Available records: Begin
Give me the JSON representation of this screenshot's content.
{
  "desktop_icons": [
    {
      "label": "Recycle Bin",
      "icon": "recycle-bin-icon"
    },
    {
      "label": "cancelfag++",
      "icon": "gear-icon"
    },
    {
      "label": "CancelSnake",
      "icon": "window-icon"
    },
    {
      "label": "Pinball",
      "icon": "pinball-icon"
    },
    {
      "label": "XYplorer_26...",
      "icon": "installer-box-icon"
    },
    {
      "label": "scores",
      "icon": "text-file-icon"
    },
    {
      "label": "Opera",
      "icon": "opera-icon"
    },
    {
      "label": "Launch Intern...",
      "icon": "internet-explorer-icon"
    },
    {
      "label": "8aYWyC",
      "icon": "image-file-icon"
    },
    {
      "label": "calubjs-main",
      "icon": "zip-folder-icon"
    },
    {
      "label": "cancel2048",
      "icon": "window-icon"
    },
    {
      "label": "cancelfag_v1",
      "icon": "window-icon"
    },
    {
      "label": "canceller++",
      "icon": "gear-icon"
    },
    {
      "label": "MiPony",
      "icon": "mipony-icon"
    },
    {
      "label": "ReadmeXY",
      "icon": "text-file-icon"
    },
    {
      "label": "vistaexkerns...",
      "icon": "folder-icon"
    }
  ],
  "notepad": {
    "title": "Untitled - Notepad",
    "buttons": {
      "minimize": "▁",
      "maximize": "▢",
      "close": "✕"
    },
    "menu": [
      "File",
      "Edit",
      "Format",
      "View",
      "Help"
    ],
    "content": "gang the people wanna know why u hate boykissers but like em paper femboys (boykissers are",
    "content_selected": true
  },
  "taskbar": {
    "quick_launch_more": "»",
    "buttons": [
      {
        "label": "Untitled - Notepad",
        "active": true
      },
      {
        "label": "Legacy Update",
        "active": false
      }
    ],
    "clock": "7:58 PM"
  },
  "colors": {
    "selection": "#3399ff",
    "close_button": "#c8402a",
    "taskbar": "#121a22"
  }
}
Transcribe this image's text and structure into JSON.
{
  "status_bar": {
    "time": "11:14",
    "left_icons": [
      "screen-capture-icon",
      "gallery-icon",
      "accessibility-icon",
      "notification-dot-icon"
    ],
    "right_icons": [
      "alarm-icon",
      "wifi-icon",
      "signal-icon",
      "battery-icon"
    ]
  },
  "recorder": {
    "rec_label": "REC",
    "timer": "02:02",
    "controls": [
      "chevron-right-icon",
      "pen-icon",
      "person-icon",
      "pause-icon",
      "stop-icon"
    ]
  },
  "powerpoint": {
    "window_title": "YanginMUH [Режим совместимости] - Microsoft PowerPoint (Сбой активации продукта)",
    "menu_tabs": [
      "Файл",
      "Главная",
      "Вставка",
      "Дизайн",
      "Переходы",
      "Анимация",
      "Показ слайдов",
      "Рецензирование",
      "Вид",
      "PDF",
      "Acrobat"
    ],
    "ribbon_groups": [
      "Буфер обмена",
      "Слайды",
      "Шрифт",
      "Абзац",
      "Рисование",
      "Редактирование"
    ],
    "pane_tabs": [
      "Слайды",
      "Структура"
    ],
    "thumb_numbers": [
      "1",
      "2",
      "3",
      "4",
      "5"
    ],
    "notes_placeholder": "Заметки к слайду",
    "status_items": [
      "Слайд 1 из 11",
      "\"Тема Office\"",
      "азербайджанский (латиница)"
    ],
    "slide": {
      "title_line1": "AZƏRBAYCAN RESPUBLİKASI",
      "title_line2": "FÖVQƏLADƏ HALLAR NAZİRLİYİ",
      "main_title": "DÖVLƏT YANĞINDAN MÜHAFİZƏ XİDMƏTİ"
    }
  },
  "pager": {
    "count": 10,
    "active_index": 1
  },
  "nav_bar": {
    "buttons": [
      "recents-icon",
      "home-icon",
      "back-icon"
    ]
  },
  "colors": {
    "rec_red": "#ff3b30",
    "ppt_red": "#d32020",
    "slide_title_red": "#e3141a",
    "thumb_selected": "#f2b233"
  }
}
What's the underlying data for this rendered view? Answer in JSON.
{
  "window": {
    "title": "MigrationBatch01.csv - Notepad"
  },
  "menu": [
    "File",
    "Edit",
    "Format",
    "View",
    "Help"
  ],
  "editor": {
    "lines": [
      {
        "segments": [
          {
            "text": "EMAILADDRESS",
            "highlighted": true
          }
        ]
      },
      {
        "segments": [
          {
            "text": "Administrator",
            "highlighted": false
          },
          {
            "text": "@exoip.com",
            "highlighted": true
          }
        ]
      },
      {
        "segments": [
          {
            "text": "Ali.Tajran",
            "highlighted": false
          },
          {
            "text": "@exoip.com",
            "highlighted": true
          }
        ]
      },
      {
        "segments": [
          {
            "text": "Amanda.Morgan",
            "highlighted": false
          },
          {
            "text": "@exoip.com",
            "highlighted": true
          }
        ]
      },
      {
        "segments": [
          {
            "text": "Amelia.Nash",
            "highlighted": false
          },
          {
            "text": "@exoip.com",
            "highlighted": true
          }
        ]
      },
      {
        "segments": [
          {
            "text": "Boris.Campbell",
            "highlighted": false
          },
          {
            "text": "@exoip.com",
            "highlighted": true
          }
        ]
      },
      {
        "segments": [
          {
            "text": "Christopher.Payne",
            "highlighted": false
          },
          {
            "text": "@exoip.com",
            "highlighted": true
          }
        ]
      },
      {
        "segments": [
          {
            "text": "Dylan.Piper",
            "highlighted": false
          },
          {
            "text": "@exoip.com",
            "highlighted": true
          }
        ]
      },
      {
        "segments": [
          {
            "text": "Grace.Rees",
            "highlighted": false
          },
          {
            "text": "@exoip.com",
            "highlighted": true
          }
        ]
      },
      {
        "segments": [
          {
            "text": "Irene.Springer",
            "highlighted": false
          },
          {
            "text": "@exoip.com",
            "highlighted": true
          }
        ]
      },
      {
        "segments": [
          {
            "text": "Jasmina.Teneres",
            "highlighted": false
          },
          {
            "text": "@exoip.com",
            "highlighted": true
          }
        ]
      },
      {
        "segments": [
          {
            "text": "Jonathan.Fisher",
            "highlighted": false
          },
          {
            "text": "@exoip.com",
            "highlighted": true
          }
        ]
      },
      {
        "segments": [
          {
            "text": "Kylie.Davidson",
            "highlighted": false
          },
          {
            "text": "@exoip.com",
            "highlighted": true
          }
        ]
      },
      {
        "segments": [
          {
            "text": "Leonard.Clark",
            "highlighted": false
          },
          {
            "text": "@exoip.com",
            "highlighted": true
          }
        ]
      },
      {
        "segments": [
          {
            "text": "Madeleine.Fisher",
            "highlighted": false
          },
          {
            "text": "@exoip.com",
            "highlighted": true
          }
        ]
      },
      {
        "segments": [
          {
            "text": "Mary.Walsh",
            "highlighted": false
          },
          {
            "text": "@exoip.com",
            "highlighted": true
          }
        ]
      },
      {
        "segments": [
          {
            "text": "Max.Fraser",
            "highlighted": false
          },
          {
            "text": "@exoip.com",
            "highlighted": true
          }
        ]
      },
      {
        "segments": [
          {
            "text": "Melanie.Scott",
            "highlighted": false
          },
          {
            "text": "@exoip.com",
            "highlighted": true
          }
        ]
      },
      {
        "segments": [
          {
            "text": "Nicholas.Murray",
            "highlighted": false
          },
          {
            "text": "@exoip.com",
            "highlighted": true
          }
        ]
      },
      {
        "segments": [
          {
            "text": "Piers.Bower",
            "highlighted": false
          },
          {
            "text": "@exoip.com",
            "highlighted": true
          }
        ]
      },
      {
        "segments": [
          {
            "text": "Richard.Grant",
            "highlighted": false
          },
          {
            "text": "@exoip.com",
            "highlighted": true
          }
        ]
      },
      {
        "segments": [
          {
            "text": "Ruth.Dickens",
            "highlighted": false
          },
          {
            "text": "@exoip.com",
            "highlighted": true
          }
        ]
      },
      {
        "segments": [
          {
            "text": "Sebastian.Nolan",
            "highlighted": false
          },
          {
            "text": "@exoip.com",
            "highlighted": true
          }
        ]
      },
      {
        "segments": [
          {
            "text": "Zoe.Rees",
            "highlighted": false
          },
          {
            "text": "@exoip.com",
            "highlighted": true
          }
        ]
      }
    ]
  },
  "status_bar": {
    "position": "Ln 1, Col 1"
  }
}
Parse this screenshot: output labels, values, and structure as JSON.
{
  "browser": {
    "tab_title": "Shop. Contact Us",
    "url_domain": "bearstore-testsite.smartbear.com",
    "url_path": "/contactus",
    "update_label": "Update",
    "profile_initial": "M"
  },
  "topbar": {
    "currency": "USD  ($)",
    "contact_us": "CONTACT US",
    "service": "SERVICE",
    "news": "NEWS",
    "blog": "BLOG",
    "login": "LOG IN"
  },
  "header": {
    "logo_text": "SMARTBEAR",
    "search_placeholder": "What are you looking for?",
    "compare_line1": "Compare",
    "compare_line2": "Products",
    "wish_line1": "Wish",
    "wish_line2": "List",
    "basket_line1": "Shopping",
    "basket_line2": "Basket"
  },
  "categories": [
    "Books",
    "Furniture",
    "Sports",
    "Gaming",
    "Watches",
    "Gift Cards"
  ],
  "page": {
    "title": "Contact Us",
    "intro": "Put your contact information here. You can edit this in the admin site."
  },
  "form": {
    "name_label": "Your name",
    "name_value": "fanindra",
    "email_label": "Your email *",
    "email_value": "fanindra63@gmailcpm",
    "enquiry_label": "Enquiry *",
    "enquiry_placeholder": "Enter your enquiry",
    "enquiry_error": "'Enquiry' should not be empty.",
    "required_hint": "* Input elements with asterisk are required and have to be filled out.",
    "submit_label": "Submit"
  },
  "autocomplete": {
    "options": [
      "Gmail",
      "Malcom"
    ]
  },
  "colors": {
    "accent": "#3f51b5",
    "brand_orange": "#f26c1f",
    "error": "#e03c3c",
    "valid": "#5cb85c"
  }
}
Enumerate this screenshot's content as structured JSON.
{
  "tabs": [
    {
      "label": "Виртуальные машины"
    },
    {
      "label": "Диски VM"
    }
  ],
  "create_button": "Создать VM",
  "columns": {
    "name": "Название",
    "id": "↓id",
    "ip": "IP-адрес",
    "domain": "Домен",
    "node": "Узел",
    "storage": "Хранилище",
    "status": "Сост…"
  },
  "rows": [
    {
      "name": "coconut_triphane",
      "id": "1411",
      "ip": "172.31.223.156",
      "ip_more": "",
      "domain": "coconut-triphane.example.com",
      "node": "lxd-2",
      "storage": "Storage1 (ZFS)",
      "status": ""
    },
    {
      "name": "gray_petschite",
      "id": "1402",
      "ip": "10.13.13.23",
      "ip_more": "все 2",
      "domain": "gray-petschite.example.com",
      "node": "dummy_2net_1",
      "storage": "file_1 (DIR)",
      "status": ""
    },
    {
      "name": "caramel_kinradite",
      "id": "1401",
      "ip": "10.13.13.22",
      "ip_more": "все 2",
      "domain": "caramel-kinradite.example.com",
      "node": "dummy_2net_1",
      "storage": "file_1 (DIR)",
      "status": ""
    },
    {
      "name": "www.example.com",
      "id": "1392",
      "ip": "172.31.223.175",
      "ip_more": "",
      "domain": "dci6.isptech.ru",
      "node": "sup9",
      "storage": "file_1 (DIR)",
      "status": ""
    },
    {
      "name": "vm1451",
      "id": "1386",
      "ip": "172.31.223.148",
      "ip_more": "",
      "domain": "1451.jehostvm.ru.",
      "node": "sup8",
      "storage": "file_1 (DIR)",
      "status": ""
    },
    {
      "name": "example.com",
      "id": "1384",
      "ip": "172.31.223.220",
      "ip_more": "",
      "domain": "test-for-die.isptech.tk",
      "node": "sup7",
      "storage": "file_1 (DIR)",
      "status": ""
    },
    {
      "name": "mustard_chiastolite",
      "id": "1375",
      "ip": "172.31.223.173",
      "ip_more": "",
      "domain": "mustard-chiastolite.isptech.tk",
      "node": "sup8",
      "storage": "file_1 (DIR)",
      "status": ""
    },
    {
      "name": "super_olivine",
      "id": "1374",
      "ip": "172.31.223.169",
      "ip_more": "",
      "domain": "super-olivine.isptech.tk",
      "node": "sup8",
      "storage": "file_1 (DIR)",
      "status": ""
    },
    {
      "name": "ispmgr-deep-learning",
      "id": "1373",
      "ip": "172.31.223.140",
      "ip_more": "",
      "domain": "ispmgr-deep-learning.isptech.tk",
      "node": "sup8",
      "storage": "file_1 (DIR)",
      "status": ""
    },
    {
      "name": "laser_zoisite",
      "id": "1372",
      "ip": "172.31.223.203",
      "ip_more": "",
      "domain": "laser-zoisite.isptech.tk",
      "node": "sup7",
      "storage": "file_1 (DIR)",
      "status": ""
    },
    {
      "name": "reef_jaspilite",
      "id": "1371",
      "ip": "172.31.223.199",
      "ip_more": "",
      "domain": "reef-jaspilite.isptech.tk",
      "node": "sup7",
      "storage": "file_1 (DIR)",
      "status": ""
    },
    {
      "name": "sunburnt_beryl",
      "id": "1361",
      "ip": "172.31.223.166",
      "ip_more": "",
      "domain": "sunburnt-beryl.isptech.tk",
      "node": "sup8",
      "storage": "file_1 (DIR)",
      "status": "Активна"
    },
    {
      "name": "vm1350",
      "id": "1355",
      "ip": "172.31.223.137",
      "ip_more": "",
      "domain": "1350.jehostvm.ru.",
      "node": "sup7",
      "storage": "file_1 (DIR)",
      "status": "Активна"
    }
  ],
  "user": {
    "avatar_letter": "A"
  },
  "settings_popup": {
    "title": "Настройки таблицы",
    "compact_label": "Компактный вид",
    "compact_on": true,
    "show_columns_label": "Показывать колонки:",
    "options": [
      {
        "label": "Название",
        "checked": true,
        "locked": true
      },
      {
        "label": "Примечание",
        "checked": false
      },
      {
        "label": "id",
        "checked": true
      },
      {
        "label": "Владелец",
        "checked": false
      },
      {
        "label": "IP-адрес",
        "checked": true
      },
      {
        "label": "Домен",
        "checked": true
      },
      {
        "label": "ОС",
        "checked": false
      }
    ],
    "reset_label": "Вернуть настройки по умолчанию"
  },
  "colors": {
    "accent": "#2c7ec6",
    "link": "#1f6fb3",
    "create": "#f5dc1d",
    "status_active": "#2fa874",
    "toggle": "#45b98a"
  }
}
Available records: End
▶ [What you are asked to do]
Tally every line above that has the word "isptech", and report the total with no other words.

▶ [Task result]
8